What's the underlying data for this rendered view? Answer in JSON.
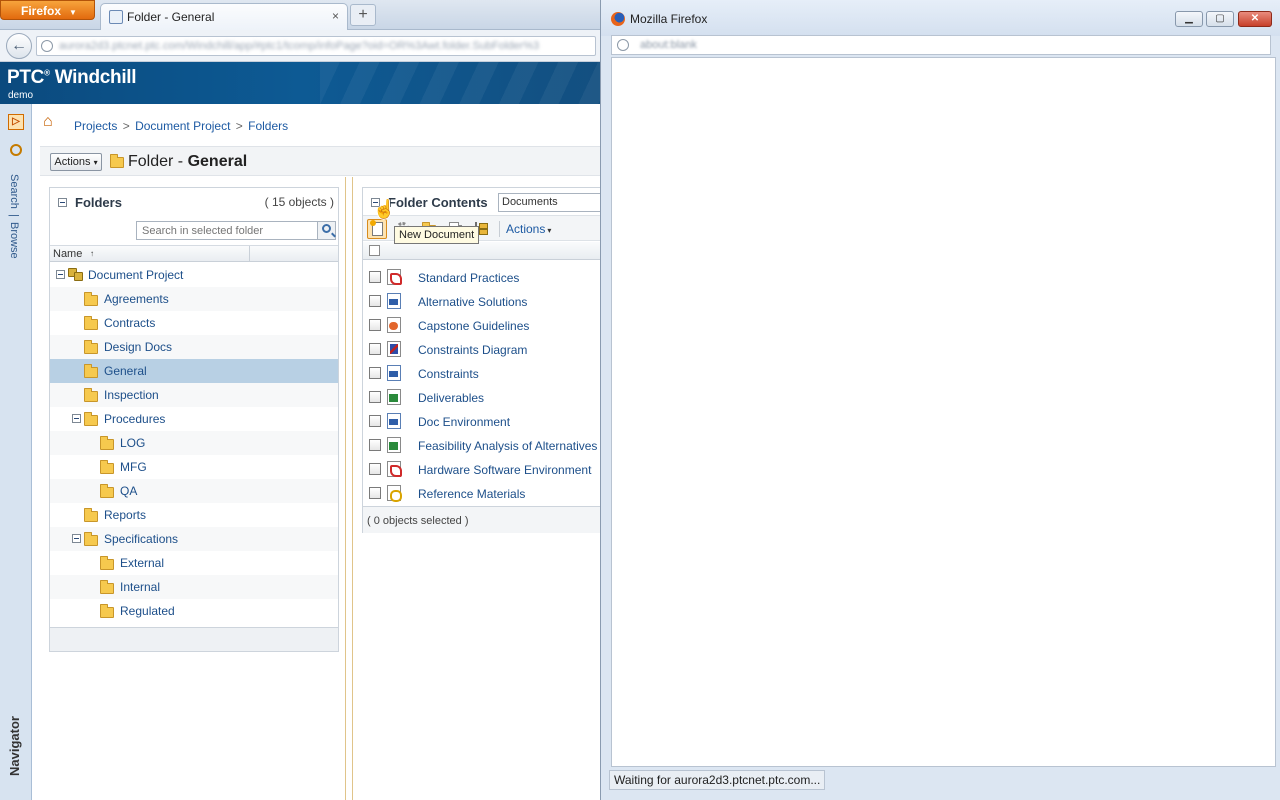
{
  "browser": {
    "menu_button": "Firefox",
    "tab_title": "Folder - General",
    "tab_close": "×",
    "new_tab": "+",
    "back": "←",
    "url": "aurora2d3.ptcnet.ptc.com/Windchill/app/#ptc1/tcomp/infoPage?oid=OR%3Awt.folder.SubFolder%3"
  },
  "app": {
    "logo": "PTC",
    "logo_mark": "®",
    "product": "Windchill",
    "subtitle": "demo",
    "rail": {
      "toggle": "▷",
      "search": "Search",
      "divider": "|",
      "browse": "Browse",
      "navigator": "Navigator"
    }
  },
  "breadcrumb": {
    "home": "⌂",
    "items": [
      "Projects",
      "Document Project",
      "Folders"
    ],
    "separator": ">"
  },
  "page": {
    "actions_label": "Actions",
    "actions_caret": "▾",
    "title_prefix": "Folder - ",
    "title_name": "General"
  },
  "folders_pane": {
    "title": "Folders",
    "count": "( 15 objects )",
    "search_placeholder": "Search in selected folder",
    "column_name": "Name",
    "sort_indicator": "↑",
    "tree": [
      {
        "label": "Document Project",
        "level": 0,
        "expanded": true,
        "type": "project"
      },
      {
        "label": "Agreements",
        "level": 1
      },
      {
        "label": "Contracts",
        "level": 1
      },
      {
        "label": "Design Docs",
        "level": 1
      },
      {
        "label": "General",
        "level": 1,
        "selected": true
      },
      {
        "label": "Inspection",
        "level": 1
      },
      {
        "label": "Procedures",
        "level": 1,
        "expanded": true
      },
      {
        "label": "LOG",
        "level": 2
      },
      {
        "label": "MFG",
        "level": 2
      },
      {
        "label": "QA",
        "level": 2
      },
      {
        "label": "Reports",
        "level": 1
      },
      {
        "label": "Specifications",
        "level": 1,
        "expanded": true
      },
      {
        "label": "External",
        "level": 2
      },
      {
        "label": "Internal",
        "level": 2
      },
      {
        "label": "Regulated",
        "level": 2
      }
    ]
  },
  "contents_pane": {
    "title": "Folder Contents",
    "view": "Documents",
    "toolbar_actions": "Actions",
    "toolbar_caret": "▾",
    "tooltip": "New Document",
    "cursor": "☝",
    "documents": [
      {
        "label": "Standard Practices",
        "icon": "pdf"
      },
      {
        "label": "Alternative Solutions",
        "icon": "word"
      },
      {
        "label": "Capstone Guidelines",
        "icon": "ppt"
      },
      {
        "label": "Constraints Diagram",
        "icon": "drawing"
      },
      {
        "label": "Constraints",
        "icon": "word"
      },
      {
        "label": "Deliverables",
        "icon": "excel"
      },
      {
        "label": "Doc Environment",
        "icon": "word"
      },
      {
        "label": "Feasibility Analysis of Alternatives",
        "icon": "excel"
      },
      {
        "label": "Hardware Software Environment",
        "icon": "pdf"
      },
      {
        "label": "Reference Materials",
        "icon": "gear"
      }
    ],
    "selection_status": "( 0 objects selected )"
  },
  "popup": {
    "title": "Mozilla Firefox",
    "url": "about:blank",
    "minimize": "▁",
    "maximize": "▢",
    "close": "✕",
    "status": "Waiting for aurora2d3.ptcnet.ptc.com..."
  }
}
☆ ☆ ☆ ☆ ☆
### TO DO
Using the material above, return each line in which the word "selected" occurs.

### EXERCISE RESULT
    "search_placeholder": "Search in selected folder",
        "selected": true
    "selection_status": "( 0 objects selected )"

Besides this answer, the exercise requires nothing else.